In 1992, James O’Mahoney—a sixty-something surfer, skater, antique enthusiast, and artist—opened the Santa Barbara Surfing Museum to the public… for free. Located on Helena Street on the south end of the creative, industrial area of town (known as the funk zone), you’ll find an unassuming entrance to a space filled with surf-inspired art and artifacts—from classic boards by master shapers to the ukulele played by Marilyn Monroe’s character in Some Like it Hot. Recently, O’Mahoney gave the museum a makeover, and in doing so decided to open a new space for his non-surf artifacts. Soon, in addition to his surfing museum, the Santa Barbara Museum of Art, the Santa Barbara Museum of Natural History, the Old Mission, and other local landmarks, visitors to SB will have an opportunity to peruse a myriad of bizarre, captivating, and amusing local artifacts collected by O’Mahoney. Next time you’re strolling along Stearns Wharf or the seaside boardwalk on Cabrillo Boulevard, mosey over to Helena Street and poke your head into O’Mahoney’s wondrous world—which includes an 1862 black-and-gold California flag from the Santa Barbara Presidio; an original El Camino Real bell from Rincon Point (a beloved local surf spot, pictured), circa 1906; a larger than life, custom fairytale book from Michael Jackson’s former sanctuary, Neverland Ranch; and more… much more.
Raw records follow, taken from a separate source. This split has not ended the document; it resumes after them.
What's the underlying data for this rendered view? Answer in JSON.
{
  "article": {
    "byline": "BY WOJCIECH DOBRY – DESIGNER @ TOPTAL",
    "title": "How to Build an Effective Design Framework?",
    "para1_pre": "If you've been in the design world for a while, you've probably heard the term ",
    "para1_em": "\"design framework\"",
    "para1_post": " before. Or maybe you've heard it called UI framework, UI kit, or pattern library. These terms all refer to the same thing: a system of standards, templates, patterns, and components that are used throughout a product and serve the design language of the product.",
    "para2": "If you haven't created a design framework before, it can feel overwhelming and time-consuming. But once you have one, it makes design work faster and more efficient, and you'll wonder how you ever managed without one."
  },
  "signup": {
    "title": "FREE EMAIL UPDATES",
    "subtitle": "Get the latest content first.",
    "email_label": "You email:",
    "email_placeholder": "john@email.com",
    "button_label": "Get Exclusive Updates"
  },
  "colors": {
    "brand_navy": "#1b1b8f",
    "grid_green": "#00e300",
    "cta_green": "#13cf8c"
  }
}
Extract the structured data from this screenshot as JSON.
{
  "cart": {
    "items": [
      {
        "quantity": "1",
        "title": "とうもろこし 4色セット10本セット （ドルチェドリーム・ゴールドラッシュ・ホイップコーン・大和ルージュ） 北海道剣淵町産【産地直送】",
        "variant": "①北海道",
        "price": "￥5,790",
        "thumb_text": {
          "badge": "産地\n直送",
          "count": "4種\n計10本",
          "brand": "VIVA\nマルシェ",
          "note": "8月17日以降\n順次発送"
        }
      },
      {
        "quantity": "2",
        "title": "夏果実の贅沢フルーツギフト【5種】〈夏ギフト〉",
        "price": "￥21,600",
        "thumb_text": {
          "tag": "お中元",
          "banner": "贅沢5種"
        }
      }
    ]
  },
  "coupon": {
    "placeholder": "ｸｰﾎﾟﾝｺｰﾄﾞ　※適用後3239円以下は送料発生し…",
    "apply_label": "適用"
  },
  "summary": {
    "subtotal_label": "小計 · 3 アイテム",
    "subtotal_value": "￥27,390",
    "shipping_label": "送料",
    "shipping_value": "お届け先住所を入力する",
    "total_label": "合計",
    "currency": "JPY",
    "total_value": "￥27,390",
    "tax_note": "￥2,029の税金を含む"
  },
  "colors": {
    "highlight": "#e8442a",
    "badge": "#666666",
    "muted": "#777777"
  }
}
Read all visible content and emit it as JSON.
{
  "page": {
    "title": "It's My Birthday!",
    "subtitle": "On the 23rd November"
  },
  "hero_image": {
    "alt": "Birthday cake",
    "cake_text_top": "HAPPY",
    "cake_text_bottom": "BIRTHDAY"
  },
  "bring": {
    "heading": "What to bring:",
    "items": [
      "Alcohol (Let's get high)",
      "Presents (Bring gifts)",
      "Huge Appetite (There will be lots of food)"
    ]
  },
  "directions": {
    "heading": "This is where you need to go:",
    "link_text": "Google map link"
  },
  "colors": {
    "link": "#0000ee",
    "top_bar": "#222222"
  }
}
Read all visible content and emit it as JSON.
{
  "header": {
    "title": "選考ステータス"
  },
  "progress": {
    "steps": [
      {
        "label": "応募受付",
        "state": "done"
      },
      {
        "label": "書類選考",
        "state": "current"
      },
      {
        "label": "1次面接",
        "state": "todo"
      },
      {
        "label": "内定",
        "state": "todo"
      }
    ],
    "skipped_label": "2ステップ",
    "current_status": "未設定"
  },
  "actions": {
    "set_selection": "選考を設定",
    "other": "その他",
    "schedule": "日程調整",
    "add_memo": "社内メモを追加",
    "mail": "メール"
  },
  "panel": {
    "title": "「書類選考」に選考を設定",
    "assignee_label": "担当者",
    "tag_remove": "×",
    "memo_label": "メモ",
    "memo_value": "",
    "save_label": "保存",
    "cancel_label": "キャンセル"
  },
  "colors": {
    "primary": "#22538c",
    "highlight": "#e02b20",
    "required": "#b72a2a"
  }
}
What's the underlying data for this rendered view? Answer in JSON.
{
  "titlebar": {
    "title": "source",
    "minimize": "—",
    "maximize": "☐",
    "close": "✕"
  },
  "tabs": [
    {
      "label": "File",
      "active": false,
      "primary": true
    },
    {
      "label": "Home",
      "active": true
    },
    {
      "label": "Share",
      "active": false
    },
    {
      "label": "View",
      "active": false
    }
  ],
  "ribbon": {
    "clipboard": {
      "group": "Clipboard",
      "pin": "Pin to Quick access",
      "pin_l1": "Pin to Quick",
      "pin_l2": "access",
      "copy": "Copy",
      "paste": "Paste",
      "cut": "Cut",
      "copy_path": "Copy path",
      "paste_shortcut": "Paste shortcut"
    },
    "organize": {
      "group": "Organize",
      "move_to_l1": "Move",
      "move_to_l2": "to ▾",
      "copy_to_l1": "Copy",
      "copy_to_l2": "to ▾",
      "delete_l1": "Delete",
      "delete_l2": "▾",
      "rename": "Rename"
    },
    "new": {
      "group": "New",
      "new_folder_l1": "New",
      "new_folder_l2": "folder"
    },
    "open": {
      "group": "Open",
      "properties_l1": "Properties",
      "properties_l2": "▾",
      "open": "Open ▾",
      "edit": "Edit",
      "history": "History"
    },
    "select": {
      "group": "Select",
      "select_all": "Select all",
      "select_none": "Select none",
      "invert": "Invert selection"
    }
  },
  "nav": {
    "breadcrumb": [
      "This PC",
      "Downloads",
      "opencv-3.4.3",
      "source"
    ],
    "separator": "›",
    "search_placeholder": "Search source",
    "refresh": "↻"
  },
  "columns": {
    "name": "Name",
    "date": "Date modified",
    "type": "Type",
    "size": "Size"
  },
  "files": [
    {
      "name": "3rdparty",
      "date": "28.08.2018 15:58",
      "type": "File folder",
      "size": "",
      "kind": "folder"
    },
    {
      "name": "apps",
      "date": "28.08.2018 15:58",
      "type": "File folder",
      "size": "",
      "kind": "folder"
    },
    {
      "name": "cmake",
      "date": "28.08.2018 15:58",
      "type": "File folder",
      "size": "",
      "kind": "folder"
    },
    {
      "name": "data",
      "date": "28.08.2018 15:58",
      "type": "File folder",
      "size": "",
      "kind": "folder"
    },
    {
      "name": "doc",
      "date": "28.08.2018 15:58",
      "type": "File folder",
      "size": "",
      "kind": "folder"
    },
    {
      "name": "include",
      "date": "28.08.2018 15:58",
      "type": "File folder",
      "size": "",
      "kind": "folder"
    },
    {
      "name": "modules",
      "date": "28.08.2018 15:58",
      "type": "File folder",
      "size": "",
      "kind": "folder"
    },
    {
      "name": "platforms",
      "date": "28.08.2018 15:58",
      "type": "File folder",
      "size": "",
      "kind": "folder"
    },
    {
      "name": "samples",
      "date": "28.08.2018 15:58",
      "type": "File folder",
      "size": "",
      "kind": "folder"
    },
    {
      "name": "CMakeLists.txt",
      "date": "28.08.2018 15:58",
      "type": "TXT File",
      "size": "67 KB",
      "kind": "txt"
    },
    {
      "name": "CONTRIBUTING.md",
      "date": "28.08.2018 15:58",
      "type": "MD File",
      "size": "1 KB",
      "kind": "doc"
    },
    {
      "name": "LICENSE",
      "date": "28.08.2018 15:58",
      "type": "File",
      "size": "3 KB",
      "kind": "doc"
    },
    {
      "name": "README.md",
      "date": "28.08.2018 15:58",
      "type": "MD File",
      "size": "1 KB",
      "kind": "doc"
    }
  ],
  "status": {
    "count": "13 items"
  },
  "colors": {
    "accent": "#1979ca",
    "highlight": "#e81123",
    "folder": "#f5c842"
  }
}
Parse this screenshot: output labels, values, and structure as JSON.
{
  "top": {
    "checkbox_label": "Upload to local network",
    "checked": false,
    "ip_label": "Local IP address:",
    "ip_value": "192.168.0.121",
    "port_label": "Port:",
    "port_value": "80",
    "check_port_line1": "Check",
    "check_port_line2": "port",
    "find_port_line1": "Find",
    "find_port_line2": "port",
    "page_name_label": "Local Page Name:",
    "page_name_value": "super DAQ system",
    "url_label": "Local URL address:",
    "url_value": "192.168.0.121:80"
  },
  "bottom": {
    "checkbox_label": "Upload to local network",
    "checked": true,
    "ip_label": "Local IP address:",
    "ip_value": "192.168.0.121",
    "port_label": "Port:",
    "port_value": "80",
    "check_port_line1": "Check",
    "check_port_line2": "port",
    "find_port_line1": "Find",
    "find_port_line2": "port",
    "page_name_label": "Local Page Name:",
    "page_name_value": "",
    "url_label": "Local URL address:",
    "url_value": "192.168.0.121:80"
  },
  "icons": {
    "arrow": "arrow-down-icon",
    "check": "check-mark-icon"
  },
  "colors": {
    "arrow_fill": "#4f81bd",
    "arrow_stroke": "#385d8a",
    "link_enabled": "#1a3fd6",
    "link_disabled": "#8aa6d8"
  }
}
Things to Do, What's New — By kwanberg on December 30, 2010 at 10:13 pm